He was also original enough to suggest that my arguments resembled that of Inmendham's, dubbing me Inmendham Jr. Cute. I haven't seen all of Inmendham's Anarchy videos, but I doubt he has anything in there about opting out when possible, or testing voters, or pointing out all the instances in which consumers have, by and large, made horrible decisions without having been saved by any invisible hand. If Inmendham has made these points and I just haven't seen them, then I'll gladly sign up to be "Jr." when it comes to this subject.

He said that when most people think of Anarchy, they usually think of Communism. Then I clicked off of his video because I just couldn't believe that he'd still peddle that nonsense. "Most people" are well aware that Communism and Anarchy are, by their very definitions, polar opposites. Any theory to the contrary applies a flawed definition of Communism in order to make the leap. Bullshit sites like Wikipedia peddle flawed definitions of Communism, describing it as being "classless and stateless". That is simply not the definition, that's just how Anarcho-Communism is defined. Mikhail Bakunin's notions of stateless Communism were a pipedream and ought not to be taken seriously, much less injected into modern definitions. Pure Communism is known to most people as being classless with the State owning everything. It is Leftism taken to its ultimate level, while Anarchism is the Right taken to its ultimate level. So no, most people do not think of one as being in any way similar to the other. Most people think of them as being on opposite ends of the spectrum, traditionally or not. End of.

The BarelyLegalDotCa guy also made another reply to me, even though I didn't even fully cover the first one yet.

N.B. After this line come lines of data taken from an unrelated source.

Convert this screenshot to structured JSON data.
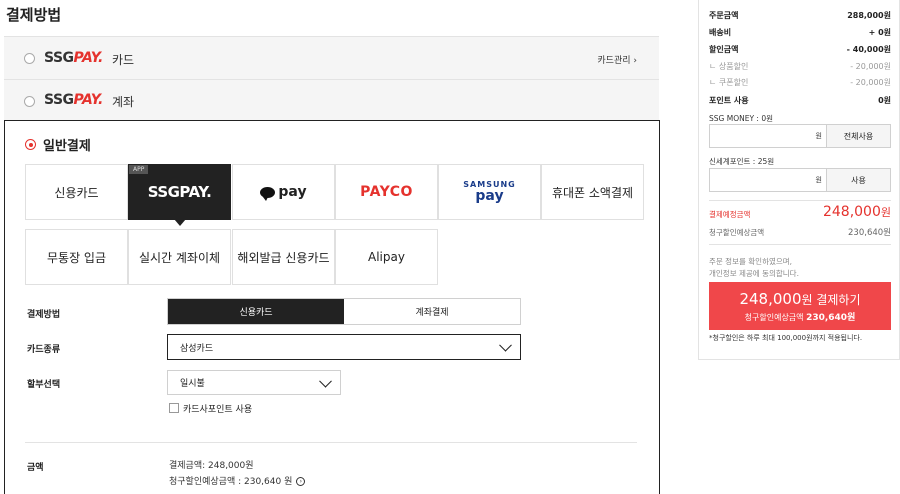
{
  "page_title": "결제방법",
  "ssgpay_card": {
    "logo_a": "SSG",
    "logo_b": "PAY.",
    "suffix": "카드",
    "link": "카드관리",
    "link_icon": "chevron-right-icon"
  },
  "ssgpay_account": {
    "logo_a": "SSG",
    "logo_b": "PAY.",
    "suffix": "계좌"
  },
  "general": {
    "title": "일반결제",
    "methods": [
      {
        "label": "신용카드"
      },
      {
        "label": "SSGPAY.",
        "tag": "APP",
        "selected": true
      },
      {
        "label": "pay"
      },
      {
        "label": "PAYCO"
      },
      {
        "label_top": "SAMSUNG",
        "label_bottom": "pay"
      },
      {
        "label": "휴대폰 소액결제"
      },
      {
        "label": "무통장 입금"
      },
      {
        "label": "실시간 계좌이체"
      },
      {
        "label": "해외발급 신용카드"
      },
      {
        "label": "Alipay"
      }
    ]
  },
  "form": {
    "method_label": "결제방법",
    "method_options": [
      "신용카드",
      "계좌결제"
    ],
    "card_type_label": "카드종류",
    "card_type_value": "삼성카드",
    "installment_label": "할부선택",
    "installment_value": "일시불",
    "point_checkbox": "카드사포인트 사용",
    "amount_label": "금액",
    "amount_line1": "결제금액: 248,000원",
    "amount_line2": "청구할인예상금액 : 230,640 원"
  },
  "summary": {
    "order_amount_label": "주문금액",
    "order_amount": "288,000원",
    "shipping_label": "배송비",
    "shipping": "+ 0원",
    "discount_label": "할인금액",
    "discount": "- 40,000원",
    "product_discount_label": "ㄴ 상품할인",
    "product_discount": "- 20,000원",
    "coupon_discount_label": "ㄴ 쿠폰할인",
    "coupon_discount": "- 20,000원",
    "point_use_label": "포인트 사용",
    "point_use": "0원",
    "ssg_money_label": "SSG MONEY : 0원",
    "won": "원",
    "use_all_button": "전체사용",
    "shinsegae_point_label": "신세계포인트 : 25원",
    "use_button": "사용",
    "due_label": "결제예정금액",
    "due_value": "248,000",
    "due_unit": "원",
    "est_label": "청구할인예상금액",
    "est_value": "230,640원",
    "agree_line1": "주문 정보를 확인하였으며,",
    "agree_line2": "개인정보 제공에 동의합니다.",
    "pay_amount": "248,000",
    "pay_unit": "원 결제하기",
    "pay_sub_label": "청구할인예상금액",
    "pay_sub_value": "230,640원",
    "footnote": "*청구할인은 하루 최대 100,000원까지 적용됩니다."
  },
  "colors": {
    "accent": "#e5322d",
    "pay_button": "#f0474a",
    "dark": "#222222"
  }
}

His 2nd reply was much more snarky than his first, so I hereby retract my "thank you" to him for reading the blogs, which in retrospect I don't believe he fully read anyway. I'll cover his video in my next entry since this one is running too long.

Thanks for reading.



  1. "Pure Communism is known to most people as being classless with the State owning everything"

    That's because "most people" have been fed nothing but bullshit when it comes to Communism, with the propaganda machine in full force since 1917. The rich have feared it from the get go, as they should, but increasingly so after witnessing what happened in Russia and what followed successfully for a good number of decades. Marx's vision of Communism was indeed meant to be both Classless AND Stateless. Good blog overall though.

  2. "Marx's vision of Communism was indeed meant to be both Classless AND Stateless"

    But why even entertain this when it's so patently obvious that it's an unachievable goal? What replacement mechanism are the stateless communists going to put in place which is supposed to prevent those who are capable of acquiring savings (be it through hard work or meek spending) from trading those savings for property or labor? Will they implement an actual law against such trade? Will this stateless law be enforced through private mafias, or some other construct of a "stateless-state" like entity? Polycentric? Kind of like the ones Ancaps advocate for? Or will it just be one elected, centralized law-enforcing agency, meaning public authorities in a supposedly stateless society. I'd venture to guess that's going to be the last one. Hence:

    Stateless Communism = Fancy Name For Statism.

    Anarcho-Communists need to just stick to critiquing unfiltered economic-Darwinism which they do quite well. But that's about it. I wish they could come to terms with the fact that well-regulated Capitalism, where ownership of the means of production cannot simply be inherited, is a rational and fair system.

    Also, in my vision of State Capitalism, disabled people, etc.. would not be left to die whenever private charities run low on funds... there would still be safety nets and all that other minimal stuff that goes without saying.